The town provides an array of leisure activities for visitors. A vibrant arts scene, with institutions like the Wayne Center for the Arts and the Ohio Light Opera, offers an enriching cultural experience. Nature enthusiasts can explore the picturesque Secrest Arboretum, part of OARDC, which boasts more than 2,000 plant species spread across its 120 acres. And of course, no visit to Wooster would be complete without a trip to the Local Roots Market & Café (⭑⭑⭑⭑⭑), a year-round market co-op and gift shop. I picked up some exotic flavors of pretzels (speaking of my Pennsylvania roots). By this time– especially after chasing our newest family member, Churro, around the dog park, and making sure he didn’t escape through one gap in the fence- I was beat and ready for yet another cup of coffee, this time at Boo Bear’s Brew (⭑⭑⭑⭑⭑), connected to Local Roots.
Wait– what is this map- wait a minute, I thought this article was travel writing! What are you–
The Urban Future of Wooster?
Ah! You thought I was going to make it through a whole article without talking about the prospects of higher-density urban development? Reader, please! Ye of little faith! Anyway, while Wooster embraces enough of the rolling verdant hill charm that defines the topography and urban typologies of this region to avoid being blanketed exclusively in parking lots (there is no economic logic behind this, but there are a lot of parts of this Ohio that are just gorgeous and I really think it’s a product of people developing strip malls in the flatlands as an alternative where land is much cheaper), it’s got a ways to go.
Most of the parking downtown I encountered was free parking. This means a few things. First, it means that the land use isn’t remotely optimized. Second, it means that the city is subsidizing free parking. And third, importantly, it means that some bozo is eventually going to throw a hissy fit when demand increases to the point that the city fathers begin to consider that we might want to start charging for parking. They should do this now, obviously, but they should also focus on converting the ample parkingscape in the town to– wait for it- buildings.
Personally, I would love to live in a town like Wooster. But the things that are going to make places like Wooster vibrant, interesting, and prosperous for years to come are the things that these towns have, by and large, ignored, not for any other reason than because low real estate prices doesn’t exactly drive aggressive (or progressive) densification. But as I always say, people are going to build– the question is whether you want them to build out (sprawl) or up (cities). The first option creates externalities in the form of traffic and higher infrastructure costs. The latter relies on infrastructure that already exists, and it creates new businesses, new demand for products, new labor, and, overall, builds a more sustainable city.
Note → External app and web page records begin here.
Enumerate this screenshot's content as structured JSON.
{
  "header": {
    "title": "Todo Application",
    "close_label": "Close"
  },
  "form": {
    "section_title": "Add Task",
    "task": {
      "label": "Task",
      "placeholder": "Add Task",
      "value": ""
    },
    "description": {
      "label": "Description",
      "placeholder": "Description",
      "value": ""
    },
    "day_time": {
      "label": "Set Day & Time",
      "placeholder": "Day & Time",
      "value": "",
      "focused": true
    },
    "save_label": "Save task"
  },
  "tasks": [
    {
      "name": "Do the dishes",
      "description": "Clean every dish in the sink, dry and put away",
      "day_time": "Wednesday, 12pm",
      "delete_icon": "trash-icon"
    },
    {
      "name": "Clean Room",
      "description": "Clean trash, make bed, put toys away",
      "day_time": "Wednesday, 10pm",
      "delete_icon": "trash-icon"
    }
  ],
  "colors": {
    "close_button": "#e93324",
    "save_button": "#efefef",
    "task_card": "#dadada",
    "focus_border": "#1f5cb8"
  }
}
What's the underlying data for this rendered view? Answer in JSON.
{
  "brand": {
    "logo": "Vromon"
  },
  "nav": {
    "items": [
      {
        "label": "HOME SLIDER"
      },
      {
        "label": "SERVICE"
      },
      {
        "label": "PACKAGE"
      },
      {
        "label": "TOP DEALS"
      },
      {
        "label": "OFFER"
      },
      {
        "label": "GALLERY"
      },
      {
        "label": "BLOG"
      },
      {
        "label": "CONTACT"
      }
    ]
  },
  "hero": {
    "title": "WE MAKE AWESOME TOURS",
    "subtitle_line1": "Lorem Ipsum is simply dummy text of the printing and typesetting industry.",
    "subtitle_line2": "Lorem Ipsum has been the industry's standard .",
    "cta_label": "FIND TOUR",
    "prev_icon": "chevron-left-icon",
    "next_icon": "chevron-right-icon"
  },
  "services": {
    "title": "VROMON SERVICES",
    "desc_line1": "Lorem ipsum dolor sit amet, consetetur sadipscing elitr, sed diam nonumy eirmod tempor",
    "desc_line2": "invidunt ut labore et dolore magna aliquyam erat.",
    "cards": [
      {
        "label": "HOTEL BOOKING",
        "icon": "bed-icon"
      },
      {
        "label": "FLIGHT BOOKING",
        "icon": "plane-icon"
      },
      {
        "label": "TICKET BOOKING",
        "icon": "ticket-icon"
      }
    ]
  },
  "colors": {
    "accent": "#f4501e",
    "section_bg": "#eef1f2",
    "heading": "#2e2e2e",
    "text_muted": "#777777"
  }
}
Cities like this can modernize their development paradigm and still maintain the good vibes of small town America. But they cannot afford to stand still, especially against the tidal forces of suburbanization that continue to challenge downtown growth.